Work required: Use the entries below to count the lines that hold the word "range"; answer with the number only.

Data provided:
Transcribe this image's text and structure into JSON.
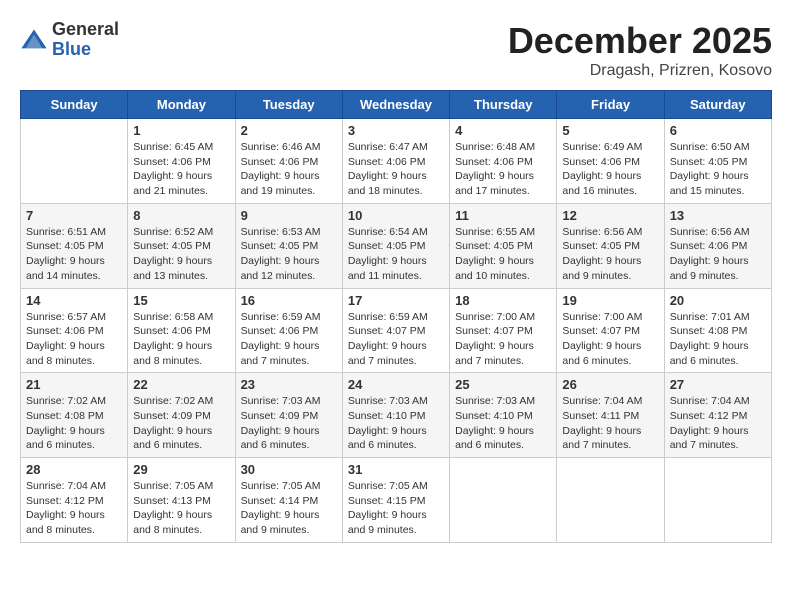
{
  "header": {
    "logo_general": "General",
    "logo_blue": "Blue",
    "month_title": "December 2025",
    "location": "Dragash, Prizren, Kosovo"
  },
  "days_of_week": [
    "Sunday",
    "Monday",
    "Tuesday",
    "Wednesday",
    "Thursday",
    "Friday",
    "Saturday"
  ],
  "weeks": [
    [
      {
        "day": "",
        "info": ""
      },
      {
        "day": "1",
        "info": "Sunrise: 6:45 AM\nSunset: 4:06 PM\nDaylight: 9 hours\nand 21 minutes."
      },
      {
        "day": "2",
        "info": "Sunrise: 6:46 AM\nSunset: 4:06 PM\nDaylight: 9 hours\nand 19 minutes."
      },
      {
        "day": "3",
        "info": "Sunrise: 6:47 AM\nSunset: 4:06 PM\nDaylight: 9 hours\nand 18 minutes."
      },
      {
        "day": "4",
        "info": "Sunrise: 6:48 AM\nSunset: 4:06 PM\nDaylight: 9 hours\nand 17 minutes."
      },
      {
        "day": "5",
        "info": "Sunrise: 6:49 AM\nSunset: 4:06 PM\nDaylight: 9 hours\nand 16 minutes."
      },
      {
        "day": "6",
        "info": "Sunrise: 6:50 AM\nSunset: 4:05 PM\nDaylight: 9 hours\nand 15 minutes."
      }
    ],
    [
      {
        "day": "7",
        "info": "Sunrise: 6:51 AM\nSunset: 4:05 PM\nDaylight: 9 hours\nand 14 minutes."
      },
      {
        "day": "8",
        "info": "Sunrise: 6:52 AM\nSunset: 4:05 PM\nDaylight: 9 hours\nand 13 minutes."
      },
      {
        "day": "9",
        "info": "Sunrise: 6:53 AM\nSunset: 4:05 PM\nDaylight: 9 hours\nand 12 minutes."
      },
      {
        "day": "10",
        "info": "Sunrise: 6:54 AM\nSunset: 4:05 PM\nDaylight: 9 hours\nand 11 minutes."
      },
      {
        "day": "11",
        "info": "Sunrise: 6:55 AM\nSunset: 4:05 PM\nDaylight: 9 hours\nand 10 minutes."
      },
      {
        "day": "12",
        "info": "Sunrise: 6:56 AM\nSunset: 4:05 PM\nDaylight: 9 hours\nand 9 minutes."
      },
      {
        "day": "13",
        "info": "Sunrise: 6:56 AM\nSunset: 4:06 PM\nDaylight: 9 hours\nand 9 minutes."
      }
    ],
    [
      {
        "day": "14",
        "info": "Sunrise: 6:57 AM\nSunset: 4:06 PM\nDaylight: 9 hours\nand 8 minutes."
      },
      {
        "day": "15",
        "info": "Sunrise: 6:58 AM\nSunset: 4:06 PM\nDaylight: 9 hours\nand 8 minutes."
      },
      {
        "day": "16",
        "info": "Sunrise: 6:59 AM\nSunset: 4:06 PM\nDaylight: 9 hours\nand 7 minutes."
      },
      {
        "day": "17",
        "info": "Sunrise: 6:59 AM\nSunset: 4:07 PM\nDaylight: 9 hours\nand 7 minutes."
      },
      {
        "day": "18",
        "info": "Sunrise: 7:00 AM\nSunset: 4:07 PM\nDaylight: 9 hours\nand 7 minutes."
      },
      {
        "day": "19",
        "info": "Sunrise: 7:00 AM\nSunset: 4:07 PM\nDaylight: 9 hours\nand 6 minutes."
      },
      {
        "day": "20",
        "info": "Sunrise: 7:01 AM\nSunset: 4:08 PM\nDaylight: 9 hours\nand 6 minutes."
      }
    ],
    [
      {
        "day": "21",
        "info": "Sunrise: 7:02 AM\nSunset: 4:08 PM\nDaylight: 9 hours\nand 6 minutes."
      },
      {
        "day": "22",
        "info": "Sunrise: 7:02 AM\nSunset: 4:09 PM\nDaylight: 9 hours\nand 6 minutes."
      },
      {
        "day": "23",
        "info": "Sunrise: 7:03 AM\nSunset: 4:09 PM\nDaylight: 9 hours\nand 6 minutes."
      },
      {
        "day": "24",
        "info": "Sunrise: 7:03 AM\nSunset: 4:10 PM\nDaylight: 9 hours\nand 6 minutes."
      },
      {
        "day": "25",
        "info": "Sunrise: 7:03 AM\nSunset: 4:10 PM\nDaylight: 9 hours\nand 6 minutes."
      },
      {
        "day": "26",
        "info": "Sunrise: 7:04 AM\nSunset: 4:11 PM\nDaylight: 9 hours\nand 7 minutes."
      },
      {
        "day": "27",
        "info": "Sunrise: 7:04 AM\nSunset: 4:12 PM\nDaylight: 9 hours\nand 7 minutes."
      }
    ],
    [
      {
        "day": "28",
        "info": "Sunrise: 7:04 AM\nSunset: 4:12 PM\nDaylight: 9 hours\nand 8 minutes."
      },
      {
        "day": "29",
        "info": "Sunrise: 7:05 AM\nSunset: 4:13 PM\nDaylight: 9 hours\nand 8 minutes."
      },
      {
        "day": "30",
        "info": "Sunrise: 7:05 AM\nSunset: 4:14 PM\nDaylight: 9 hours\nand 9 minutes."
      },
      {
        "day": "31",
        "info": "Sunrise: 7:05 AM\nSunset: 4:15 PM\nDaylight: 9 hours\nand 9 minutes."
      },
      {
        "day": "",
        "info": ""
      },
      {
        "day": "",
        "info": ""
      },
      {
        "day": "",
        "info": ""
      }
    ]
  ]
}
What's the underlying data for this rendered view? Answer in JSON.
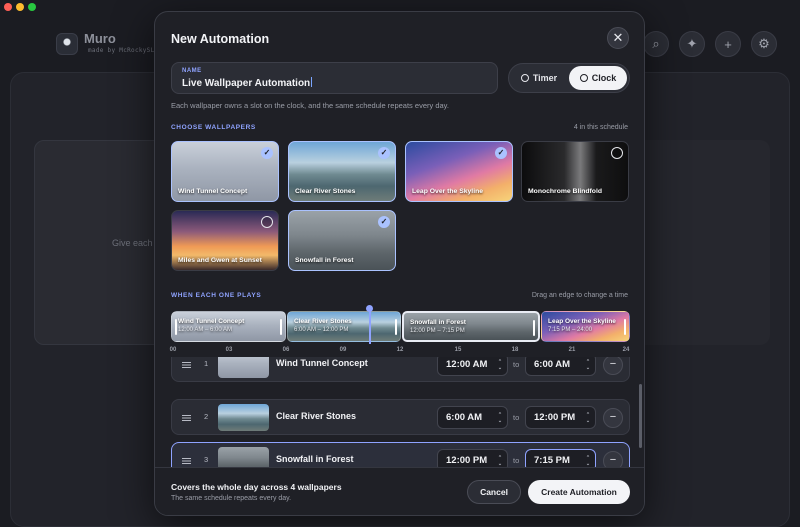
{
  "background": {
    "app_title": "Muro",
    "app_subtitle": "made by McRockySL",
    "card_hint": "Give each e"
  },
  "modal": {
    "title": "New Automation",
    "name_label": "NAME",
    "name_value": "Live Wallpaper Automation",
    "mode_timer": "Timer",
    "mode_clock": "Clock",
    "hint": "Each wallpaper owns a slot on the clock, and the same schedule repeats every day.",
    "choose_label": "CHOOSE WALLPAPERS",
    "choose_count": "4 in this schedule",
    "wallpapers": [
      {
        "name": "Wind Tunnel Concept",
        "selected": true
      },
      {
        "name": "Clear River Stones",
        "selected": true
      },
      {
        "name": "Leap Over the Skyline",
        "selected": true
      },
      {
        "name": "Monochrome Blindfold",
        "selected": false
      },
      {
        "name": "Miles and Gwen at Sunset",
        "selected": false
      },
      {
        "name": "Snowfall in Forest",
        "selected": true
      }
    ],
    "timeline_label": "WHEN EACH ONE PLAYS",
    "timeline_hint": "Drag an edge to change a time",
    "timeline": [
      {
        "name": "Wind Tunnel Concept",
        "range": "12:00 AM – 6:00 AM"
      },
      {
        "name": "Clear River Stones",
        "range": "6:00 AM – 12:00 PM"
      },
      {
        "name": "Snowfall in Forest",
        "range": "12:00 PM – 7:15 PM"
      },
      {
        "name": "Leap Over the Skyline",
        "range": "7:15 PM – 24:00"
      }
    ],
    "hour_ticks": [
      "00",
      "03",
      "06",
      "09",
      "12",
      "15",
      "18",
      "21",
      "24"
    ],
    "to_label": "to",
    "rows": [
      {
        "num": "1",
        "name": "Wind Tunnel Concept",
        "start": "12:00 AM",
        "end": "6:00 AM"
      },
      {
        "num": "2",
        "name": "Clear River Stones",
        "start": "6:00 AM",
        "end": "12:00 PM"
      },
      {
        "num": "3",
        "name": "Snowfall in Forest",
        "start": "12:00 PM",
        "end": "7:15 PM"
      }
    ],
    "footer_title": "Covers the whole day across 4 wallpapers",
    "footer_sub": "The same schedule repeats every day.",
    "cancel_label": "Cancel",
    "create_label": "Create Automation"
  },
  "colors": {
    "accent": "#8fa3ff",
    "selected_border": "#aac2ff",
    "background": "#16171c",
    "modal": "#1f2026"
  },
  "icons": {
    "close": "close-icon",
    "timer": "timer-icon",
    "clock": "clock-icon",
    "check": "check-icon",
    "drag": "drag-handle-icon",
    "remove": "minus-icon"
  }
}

Answer below: 4